The theme of International Youth Day 2020 (IYD2020), “Youth Engagement for Global Action” seeks to highlight how the engagement of young people at the local, national and global levels is enriching national and multilateral institutions and processes. With just 10 years at hand to achieve the Sustainable Development Goals (SDG), institutions (both public and private) needs to strengthen the capacity of their systems and processes to act in concert and implement solutions to pressing challenges and threats. In the present scenario, the challenges such as the COVID-19 outbreak and climate change require a global action with meaningful engagement and participation of young people.
A country’s ability and growth potential is determined by the size of its youth population. The energy and passion of the youth if utilized properly can bring huge positive change to the society and progress to the nation. As per India’s Census 2011, Youth (15-24 years) in India constitutes one-fifth (19.1%) of India’s total population. India is expected to have 34.33% share of youth in total population by 2020. It is observed that India has a relative advantage at present over other countries in terms of the distribution of the youth population. In recent times, there are tremendous opportunities for youth to show their strengths as a strong self-organizing force with the potential for innovation and for embracing change.
The Rashtriya Kishor Swasthya Karyakram (RKSK) programme was launched by the Ministry of Health and Family Welfare, GoI with a focus to reach out to adolescents – male and female, rural and urban, married and unmarried, in and out-of-school adolescents with special focus on marginalized and underserved groups on six different modules: Nutrition, Sexual reproductive health, Non-Communicable disease, Drug Abuse, Gender-based violence and Mental Health.
From 2017, under the guidance of National Health Mission (NHM)-Madhya Pradesh, HLFPPT is implementing the RKSK programme in Barwani district of Madhya Pradesh. In the district, HLFPPT is providing support in eight Adolescents Health Friendly Clinics (AHFC) of Community Health Centres (CHC) and one at District Hospital (DH) through its trained counsellors. Subsequently, support is also being provided through supportive supervision to the trained Sathiya (the name given to Peer Educators in Madhya Pradesh) by the trained master trainers in the identified villages of the district. The master trainers are also responsible to support ASHA in identifying potential proactive Sathiya in their operational areas for six days of comprehensive training on the programmatic areas under RKSK. Till date, HLFPPT in partnership with NHM-MP has been able to train over 900 peer educators both male and female and AFHC centres had registered and counselled over 7000 male and female adolescents. Under this programme, a set of different community-level activities are carried out at each block every month. Our RKSK team of Barwani has supported in awareness generation programme under the national programme of “National Tobacco Control Programme”. Such awareness programme has been conducted in nearby schools, health facilities and in the community for a holistic approach. Activities like Quiz competition, Essay writing and Elocution contests among the student under different thematic areas of RKSK were initiated.

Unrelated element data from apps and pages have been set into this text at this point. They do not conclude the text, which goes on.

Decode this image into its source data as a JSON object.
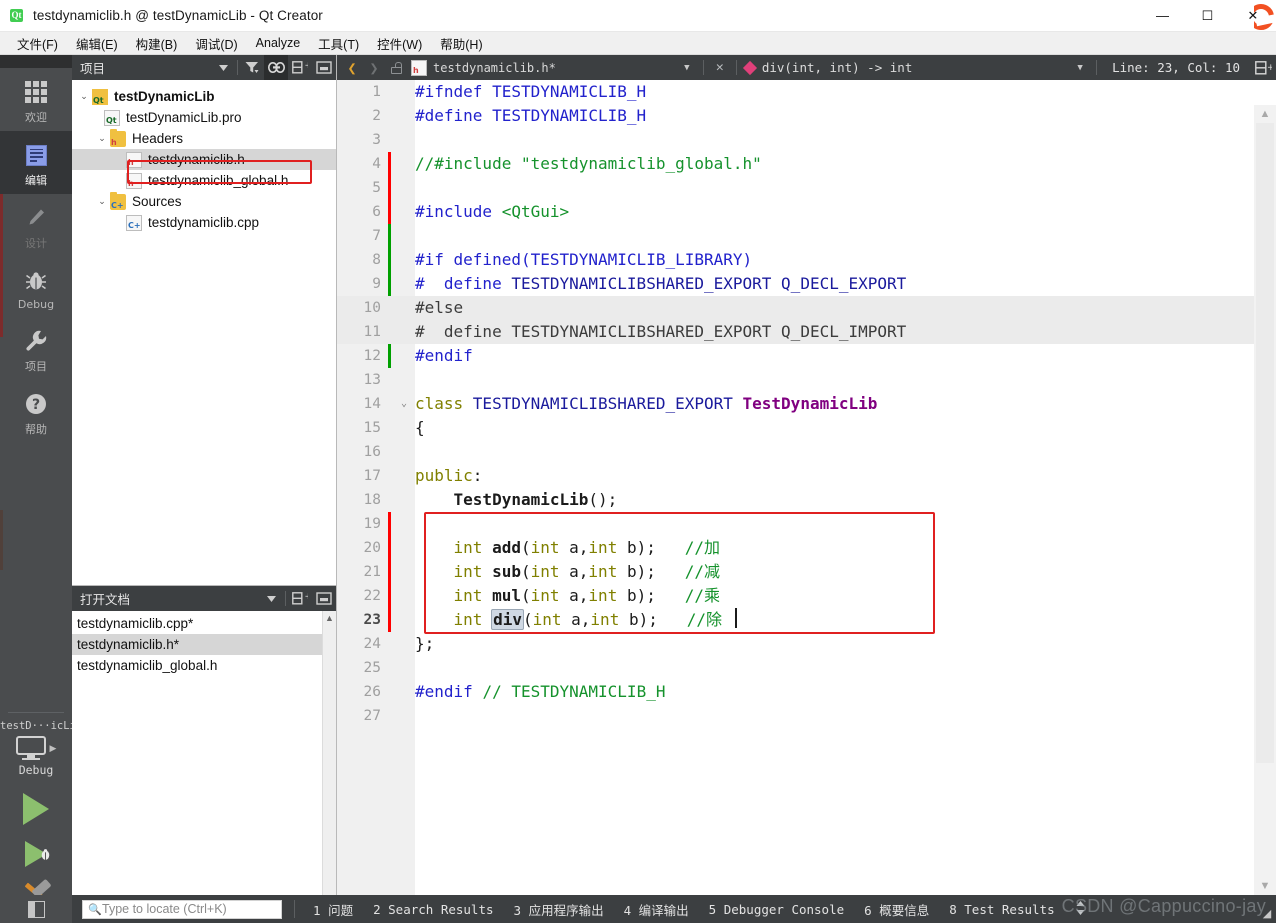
{
  "window": {
    "title": "testdynamiclib.h @ testDynamicLib - Qt Creator",
    "app_icon": "qt-logo-icon",
    "minimize": "—",
    "maximize": "☐",
    "close": "✕"
  },
  "menubar": {
    "items": [
      {
        "label": "文件(F)",
        "name": "menu-file"
      },
      {
        "label": "编辑(E)",
        "name": "menu-edit"
      },
      {
        "label": "构建(B)",
        "name": "menu-build"
      },
      {
        "label": "调试(D)",
        "name": "menu-debug"
      },
      {
        "label": "Analyze",
        "name": "menu-analyze"
      },
      {
        "label": "工具(T)",
        "name": "menu-tools"
      },
      {
        "label": "控件(W)",
        "name": "menu-window"
      },
      {
        "label": "帮助(H)",
        "name": "menu-help"
      }
    ]
  },
  "modebar": {
    "modes": [
      {
        "label": "欢迎",
        "icon": "grid-icon",
        "active": false,
        "disabled": false
      },
      {
        "label": "编辑",
        "icon": "document-icon",
        "active": true,
        "disabled": false
      },
      {
        "label": "设计",
        "icon": "pencil-icon",
        "active": false,
        "disabled": true
      },
      {
        "label": "Debug",
        "icon": "bug-icon",
        "active": false,
        "disabled": false
      },
      {
        "label": "项目",
        "icon": "wrench-icon",
        "active": false,
        "disabled": false
      },
      {
        "label": "帮助",
        "icon": "question-circle-icon",
        "active": false,
        "disabled": false
      }
    ],
    "kit": {
      "project_name": "testD···icLib",
      "build_config": "Debug",
      "target_icon": "monitor-icon",
      "run_icon": "run-triangle-icon",
      "debug_icon": "debug-triangle-bug-icon",
      "build_icon": "hammer-icon"
    }
  },
  "project_panel": {
    "title": "项目",
    "toolbar": [
      {
        "name": "filter-icon",
        "glyph": "▼"
      },
      {
        "name": "filter-funnel-icon",
        "glyph": "▼"
      },
      {
        "name": "link-sync-icon",
        "glyph": "⛓"
      },
      {
        "name": "split-add-icon",
        "glyph": "⊞"
      },
      {
        "name": "collapse-panel-icon",
        "glyph": "▣"
      }
    ],
    "tree": [
      {
        "label": "testDynamicLib",
        "indent": 0,
        "chevron": "⌄",
        "icon": "qt-project-folder-icon",
        "tag": "Qt",
        "bold": true,
        "selected": false
      },
      {
        "label": "testDynamicLib.pro",
        "indent": 1,
        "chevron": "",
        "icon": "qt-pro-file-icon",
        "tag": "Qt",
        "bold": false,
        "selected": false
      },
      {
        "label": "Headers",
        "indent": 1,
        "chevron": "⌄",
        "icon": "headers-folder-icon",
        "tag": "h",
        "bold": false,
        "selected": false
      },
      {
        "label": "testdynamiclib.h",
        "indent": 2,
        "chevron": "",
        "icon": "header-file-icon",
        "tag": "h",
        "bold": false,
        "selected": true
      },
      {
        "label": "testdynamiclib_global.h",
        "indent": 2,
        "chevron": "",
        "icon": "header-file-icon",
        "tag": "h",
        "bold": false,
        "selected": false
      },
      {
        "label": "Sources",
        "indent": 1,
        "chevron": "⌄",
        "icon": "sources-folder-icon",
        "tag": "C+",
        "bold": false,
        "selected": false
      },
      {
        "label": "testdynamiclib.cpp",
        "indent": 2,
        "chevron": "",
        "icon": "cpp-file-icon",
        "tag": "C+",
        "bold": false,
        "selected": false
      }
    ]
  },
  "open_documents": {
    "title": "打开文档",
    "toolbar": [
      {
        "name": "documents-dropdown-icon",
        "glyph": "▼"
      },
      {
        "name": "split-add-icon",
        "glyph": "⊞"
      },
      {
        "name": "collapse-panel-icon",
        "glyph": "▣"
      }
    ],
    "items": [
      {
        "label": "testdynamiclib.cpp*",
        "selected": false
      },
      {
        "label": "testdynamiclib.h*",
        "selected": true
      },
      {
        "label": "testdynamiclib_global.h",
        "selected": false
      }
    ]
  },
  "editor_toolbar": {
    "back_icon": "back-arrow-icon",
    "forward_icon": "forward-arrow-icon",
    "lock_icon": "unlock-icon",
    "file_name": "testdynamiclib.h*",
    "file_icon": "header-file-icon",
    "file_dropdown_icon": "chevron-down-icon",
    "close_icon": "close-icon",
    "symbol_icon": "function-diamond-icon",
    "symbol_name": "div(int, int) -> int",
    "symbol_dropdown_icon": "chevron-down-icon",
    "line_col": "Line: 23, Col: 10",
    "split_icon": "split-editor-icon"
  },
  "code": {
    "current_line": 23,
    "lines": [
      {
        "n": 1,
        "fold": "",
        "change": "",
        "disabled": false,
        "tokens": [
          {
            "t": "#ifndef TESTDYNAMICLIB_H",
            "c": "pp"
          }
        ]
      },
      {
        "n": 2,
        "fold": "",
        "change": "",
        "disabled": false,
        "tokens": [
          {
            "t": "#define TESTDYNAMICLIB_H",
            "c": "pp"
          }
        ]
      },
      {
        "n": 3,
        "fold": "",
        "change": "",
        "disabled": false,
        "tokens": []
      },
      {
        "n": 4,
        "fold": "",
        "change": "red",
        "disabled": false,
        "tokens": [
          {
            "t": "//#include \"testdynamiclib_global.h\"",
            "c": "cm"
          }
        ]
      },
      {
        "n": 5,
        "fold": "",
        "change": "red",
        "disabled": false,
        "tokens": []
      },
      {
        "n": 6,
        "fold": "",
        "change": "red",
        "disabled": false,
        "tokens": [
          {
            "t": "#include ",
            "c": "pp"
          },
          {
            "t": "<QtGui>",
            "c": "str"
          }
        ]
      },
      {
        "n": 7,
        "fold": "",
        "change": "green",
        "disabled": false,
        "tokens": []
      },
      {
        "n": 8,
        "fold": "",
        "change": "green",
        "disabled": false,
        "tokens": [
          {
            "t": "#if defined(TESTDYNAMICLIB_LIBRARY)",
            "c": "pp"
          }
        ]
      },
      {
        "n": 9,
        "fold": "",
        "change": "green",
        "disabled": false,
        "tokens": [
          {
            "t": "#  define ",
            "c": "pp"
          },
          {
            "t": "TESTDYNAMICLIBSHARED_EXPORT Q_DECL_EXPORT",
            "c": "typ"
          }
        ]
      },
      {
        "n": 10,
        "fold": "",
        "change": "green",
        "disabled": true,
        "tokens": [
          {
            "t": "#else",
            "c": "pp"
          }
        ]
      },
      {
        "n": 11,
        "fold": "",
        "change": "green",
        "disabled": true,
        "tokens": [
          {
            "t": "#  define TESTDYNAMICLIBSHARED_EXPORT Q_DECL_IMPORT",
            "c": "pl"
          }
        ]
      },
      {
        "n": 12,
        "fold": "",
        "change": "green",
        "disabled": false,
        "tokens": [
          {
            "t": "#endif",
            "c": "pp"
          }
        ]
      },
      {
        "n": 13,
        "fold": "",
        "change": "",
        "disabled": false,
        "tokens": []
      },
      {
        "n": 14,
        "fold": "⌄",
        "change": "",
        "disabled": false,
        "tokens": [
          {
            "t": "class ",
            "c": "kw"
          },
          {
            "t": "TESTDYNAMICLIBSHARED_EXPORT ",
            "c": "typ"
          },
          {
            "t": "TestDynamicLib",
            "c": "cls"
          }
        ]
      },
      {
        "n": 15,
        "fold": "",
        "change": "",
        "disabled": false,
        "tokens": [
          {
            "t": "{",
            "c": "pl"
          }
        ]
      },
      {
        "n": 16,
        "fold": "",
        "change": "",
        "disabled": false,
        "tokens": []
      },
      {
        "n": 17,
        "fold": "",
        "change": "",
        "disabled": false,
        "tokens": [
          {
            "t": "public",
            "c": "kw"
          },
          {
            "t": ":",
            "c": "pl"
          }
        ]
      },
      {
        "n": 18,
        "fold": "",
        "change": "",
        "disabled": false,
        "tokens": [
          {
            "t": "    ",
            "c": "pl"
          },
          {
            "t": "TestDynamicLib",
            "c": "fn"
          },
          {
            "t": "();",
            "c": "pl"
          }
        ]
      },
      {
        "n": 19,
        "fold": "",
        "change": "red",
        "disabled": false,
        "tokens": []
      },
      {
        "n": 20,
        "fold": "",
        "change": "red",
        "disabled": false,
        "tokens": [
          {
            "t": "    ",
            "c": "pl"
          },
          {
            "t": "int ",
            "c": "kw"
          },
          {
            "t": "add",
            "c": "fn"
          },
          {
            "t": "(",
            "c": "pl"
          },
          {
            "t": "int ",
            "c": "kw"
          },
          {
            "t": "a",
            "c": "pl"
          },
          {
            "t": ",",
            "c": "pl"
          },
          {
            "t": "int ",
            "c": "kw"
          },
          {
            "t": "b",
            "c": "pl"
          },
          {
            "t": ");   ",
            "c": "pl"
          },
          {
            "t": "//加",
            "c": "cm"
          }
        ]
      },
      {
        "n": 21,
        "fold": "",
        "change": "red",
        "disabled": false,
        "tokens": [
          {
            "t": "    ",
            "c": "pl"
          },
          {
            "t": "int ",
            "c": "kw"
          },
          {
            "t": "sub",
            "c": "fn"
          },
          {
            "t": "(",
            "c": "pl"
          },
          {
            "t": "int ",
            "c": "kw"
          },
          {
            "t": "a",
            "c": "pl"
          },
          {
            "t": ",",
            "c": "pl"
          },
          {
            "t": "int ",
            "c": "kw"
          },
          {
            "t": "b",
            "c": "pl"
          },
          {
            "t": ");   ",
            "c": "pl"
          },
          {
            "t": "//减",
            "c": "cm"
          }
        ]
      },
      {
        "n": 22,
        "fold": "",
        "change": "red",
        "disabled": false,
        "tokens": [
          {
            "t": "    ",
            "c": "pl"
          },
          {
            "t": "int ",
            "c": "kw"
          },
          {
            "t": "mul",
            "c": "fn"
          },
          {
            "t": "(",
            "c": "pl"
          },
          {
            "t": "int ",
            "c": "kw"
          },
          {
            "t": "a",
            "c": "pl"
          },
          {
            "t": ",",
            "c": "pl"
          },
          {
            "t": "int ",
            "c": "kw"
          },
          {
            "t": "b",
            "c": "pl"
          },
          {
            "t": ");   ",
            "c": "pl"
          },
          {
            "t": "//乘",
            "c": "cm"
          }
        ]
      },
      {
        "n": 23,
        "fold": "",
        "change": "red",
        "disabled": false,
        "tokens": [
          {
            "t": "    ",
            "c": "pl"
          },
          {
            "t": "int ",
            "c": "kw"
          },
          {
            "t": "div",
            "c": "occ"
          },
          {
            "t": "(",
            "c": "pl"
          },
          {
            "t": "int ",
            "c": "kw"
          },
          {
            "t": "a",
            "c": "pl"
          },
          {
            "t": ",",
            "c": "pl"
          },
          {
            "t": "int ",
            "c": "kw"
          },
          {
            "t": "b",
            "c": "pl"
          },
          {
            "t": ");   ",
            "c": "pl"
          },
          {
            "t": "//除",
            "c": "cm"
          }
        ]
      },
      {
        "n": 24,
        "fold": "",
        "change": "",
        "disabled": false,
        "tokens": [
          {
            "t": "};",
            "c": "pl"
          }
        ]
      },
      {
        "n": 25,
        "fold": "",
        "change": "",
        "disabled": false,
        "tokens": []
      },
      {
        "n": 26,
        "fold": "",
        "change": "",
        "disabled": false,
        "tokens": [
          {
            "t": "#endif ",
            "c": "pp"
          },
          {
            "t": "// TESTDYNAMICLIB_H",
            "c": "cm"
          }
        ]
      },
      {
        "n": 27,
        "fold": "",
        "change": "",
        "disabled": false,
        "tokens": []
      }
    ]
  },
  "statusbar": {
    "toggle_sidebar_icon": "toggle-sidebar-icon",
    "locator_placeholder": "Type to locate (Ctrl+K)",
    "locator_icon": "search-icon",
    "panes": [
      {
        "num": "1",
        "label": "问题"
      },
      {
        "num": "2",
        "label": "Search Results"
      },
      {
        "num": "3",
        "label": "应用程序输出"
      },
      {
        "num": "4",
        "label": "编译输出"
      },
      {
        "num": "5",
        "label": "Debugger Console"
      },
      {
        "num": "6",
        "label": "概要信息"
      },
      {
        "num": "8",
        "label": "Test Results"
      }
    ],
    "updown_icon": "up-down-arrows-icon",
    "watermark": "CSDN @Cappuccino-jay"
  },
  "colors": {
    "accent_red_highlight": "#e02020",
    "qt_green": "#41cd52",
    "dark_chrome": "#3c3f41",
    "modebar": "#4a4c4e",
    "selection_gray": "#d6d6d6",
    "change_red": "#ff0000",
    "change_green": "#00a000"
  }
}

Owing to the prevalent COVID-19 pandemic, the RKSK programme under NHM in Madhya Pradesh opted to continue its uninterrupted services virtually/ telephonically. Counselling was conducted by the Master Trainers under the RKSK programme: To provide vital and relevant information regarding COVID-19 in terms of Accessibility, Availability & Affordability for related services and also to continue with the counselling services under the RKSK programme. During this pandemic, the Master Trainers were deployed to directly intervene with the SAATHIYA to have a better approach in tackling the present prevalent situation.
The health situation of this age group is a key determinant of India’s overall health, mortality, morbidity and population growth scenario. Therefore, investments in reproductive and sexual health, nutrition, gender-based violence, drug abuse and complications under NCDs will yield dividends in terms of delaying the age at marriage, reducing the incidence of teenage pregnancy, meeting unmet contraception need, reducing the maternal mortality, reducing STI incidence and reducing HIV prevalence. It will also help India realize its demographic dividends, as healthy adolescents are an important resource for the economy.